Now of course there is an implication behind all this.  Look at the thrust of what he has been saying: the wicked will get their just deserts and that will be seen in the form of all their goods and possessions being taken from them. Now that, of course, is exactly what had just happened to Job.  The implication is that what has happened has, therefore, been the work of God as an act of judgement on Job’s wickedness.

When we hear this sort of thing, we think, yes that is so, for we can think of evil men to whom this happened. Yes, there are public names that we can think of that have been exposed for what they are and have lost everything, but it doesn’t always work like that.

Jesus once told a parable that illustrated this: Once again, the kingdom of heaven is like a net that was let down into the lake and caught all kinds of fish. When it was full, the fishermen pulled it up on the shore. Then they sat down and collected the good fish in baskets, but threw the bad away. This is how it will be at the end of the age. The angels will come and separate the wicked from the righteous and throw them into the fiery furnace, where there will be weeping and gnashing of teeth.” (Mt 13:47-50) In that simple little story, the fish were only separated out at the end and although there will be a sorting out of the good from the evil, it will happen only at the end of time.  Sadly, from our point of view, the Lord allows wicked people to continue to live and carry on doing wrong.  Peter tells us why: “He is patient with you, not wanting anyone to perish, but everyone to come to repentance.” (2 Pet 3:9)  Jesus reiterated this principle in another parable, the parable of the weeds, which he concluded by saying, “Let both grow together until the harvest. At that time I will tell the harvesters: First collect the weeds and tie them in bundles to be burned; then gather the wheat and bring it into my barn.” (Mt 13:30) i.e. we’ll sort them at the end.
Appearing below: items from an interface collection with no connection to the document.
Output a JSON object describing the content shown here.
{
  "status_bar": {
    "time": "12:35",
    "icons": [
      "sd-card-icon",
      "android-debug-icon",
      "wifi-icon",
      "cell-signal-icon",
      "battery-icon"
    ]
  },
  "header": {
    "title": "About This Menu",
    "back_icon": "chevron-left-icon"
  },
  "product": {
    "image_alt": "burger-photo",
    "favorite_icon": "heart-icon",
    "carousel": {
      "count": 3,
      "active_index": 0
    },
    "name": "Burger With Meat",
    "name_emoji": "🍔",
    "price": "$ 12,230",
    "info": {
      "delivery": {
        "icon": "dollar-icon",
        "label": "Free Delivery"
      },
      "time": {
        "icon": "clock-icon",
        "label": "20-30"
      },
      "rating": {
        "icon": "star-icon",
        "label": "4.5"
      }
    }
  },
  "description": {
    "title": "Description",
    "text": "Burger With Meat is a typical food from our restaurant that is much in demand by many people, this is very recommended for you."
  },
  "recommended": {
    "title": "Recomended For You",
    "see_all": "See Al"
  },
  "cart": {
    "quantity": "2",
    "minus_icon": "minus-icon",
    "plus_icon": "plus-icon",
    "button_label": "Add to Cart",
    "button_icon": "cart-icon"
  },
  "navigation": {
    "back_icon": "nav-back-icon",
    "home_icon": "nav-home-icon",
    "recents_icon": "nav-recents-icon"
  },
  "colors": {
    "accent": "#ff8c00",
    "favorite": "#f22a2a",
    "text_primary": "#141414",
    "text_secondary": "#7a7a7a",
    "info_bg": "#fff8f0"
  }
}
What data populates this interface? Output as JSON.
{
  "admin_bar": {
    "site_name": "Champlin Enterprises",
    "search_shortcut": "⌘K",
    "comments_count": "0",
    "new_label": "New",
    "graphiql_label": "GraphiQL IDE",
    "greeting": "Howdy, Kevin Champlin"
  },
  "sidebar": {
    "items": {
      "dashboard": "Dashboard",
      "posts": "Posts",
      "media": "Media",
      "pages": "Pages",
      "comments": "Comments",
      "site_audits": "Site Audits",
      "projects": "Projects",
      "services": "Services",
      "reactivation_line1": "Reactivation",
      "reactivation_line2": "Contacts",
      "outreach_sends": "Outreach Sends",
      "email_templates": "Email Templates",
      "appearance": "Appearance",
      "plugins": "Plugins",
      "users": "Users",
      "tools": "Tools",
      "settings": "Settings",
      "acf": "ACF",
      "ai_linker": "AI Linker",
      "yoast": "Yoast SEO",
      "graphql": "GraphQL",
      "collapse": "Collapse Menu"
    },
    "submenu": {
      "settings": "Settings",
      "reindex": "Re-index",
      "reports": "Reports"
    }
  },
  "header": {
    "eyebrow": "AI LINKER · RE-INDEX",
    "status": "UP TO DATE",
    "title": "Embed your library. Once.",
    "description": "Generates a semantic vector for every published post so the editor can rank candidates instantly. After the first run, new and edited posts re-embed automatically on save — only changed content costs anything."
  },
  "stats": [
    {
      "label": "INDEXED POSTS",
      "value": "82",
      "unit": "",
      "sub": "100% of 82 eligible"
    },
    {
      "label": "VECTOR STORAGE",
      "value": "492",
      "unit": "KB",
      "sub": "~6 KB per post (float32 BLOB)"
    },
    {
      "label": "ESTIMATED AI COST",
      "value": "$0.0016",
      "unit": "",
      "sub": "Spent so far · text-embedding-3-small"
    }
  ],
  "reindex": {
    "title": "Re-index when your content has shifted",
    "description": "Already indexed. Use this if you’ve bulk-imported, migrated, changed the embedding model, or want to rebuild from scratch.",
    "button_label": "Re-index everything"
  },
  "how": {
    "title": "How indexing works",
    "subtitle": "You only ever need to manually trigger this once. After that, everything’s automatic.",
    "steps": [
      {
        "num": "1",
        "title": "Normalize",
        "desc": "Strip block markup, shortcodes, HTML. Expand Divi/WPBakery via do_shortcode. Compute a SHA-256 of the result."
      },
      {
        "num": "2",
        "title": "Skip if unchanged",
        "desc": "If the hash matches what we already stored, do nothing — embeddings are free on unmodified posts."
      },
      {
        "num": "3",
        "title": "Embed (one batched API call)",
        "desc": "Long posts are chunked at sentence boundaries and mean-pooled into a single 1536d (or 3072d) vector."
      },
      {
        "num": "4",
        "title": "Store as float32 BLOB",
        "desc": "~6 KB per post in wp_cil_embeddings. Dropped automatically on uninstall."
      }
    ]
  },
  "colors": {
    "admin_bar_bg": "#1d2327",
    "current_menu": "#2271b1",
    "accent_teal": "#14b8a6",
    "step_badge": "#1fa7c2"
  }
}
This isn’t to say that people completely get away with their wrong doing for Paul taught, “Do not be deceived: God cannot be mocked. A man reaps what he sows. The one who sows to please his sinful nature, from that nature will reap destruction.” (Gal 6:7,8).  The other side of this coin, to be thought about, is that bad does come to good people sometimes.  Again Jesus pointed this out when he was questioned: “Now there were some present at that time who told Jesus about the Galileans whose blood Pilate had mixed with their sacrifices. Jesus answered, “Do you think that these Galileans were worse sinners than all the other Galileans because they suffered this way? I tell you, no! But unless you repent, you too will all perish. Or those eighteen who died when the tower in Siloam fell on them–do you think they were more guilty than all the others living in Jerusalem? I tell you, no! But unless you repent, you too will all perish.” (Lk 13:1-5)  No, we are all sinners living in a Fallen World and sometimes things go wrong and we get affected. The answer is simply to make sure that we have come into a right relationship with God and so we can trust Him to care for us and work for us, even when things appear to go wrong (see Rom 8:28).  No Zophar, you have an incomplete picture here!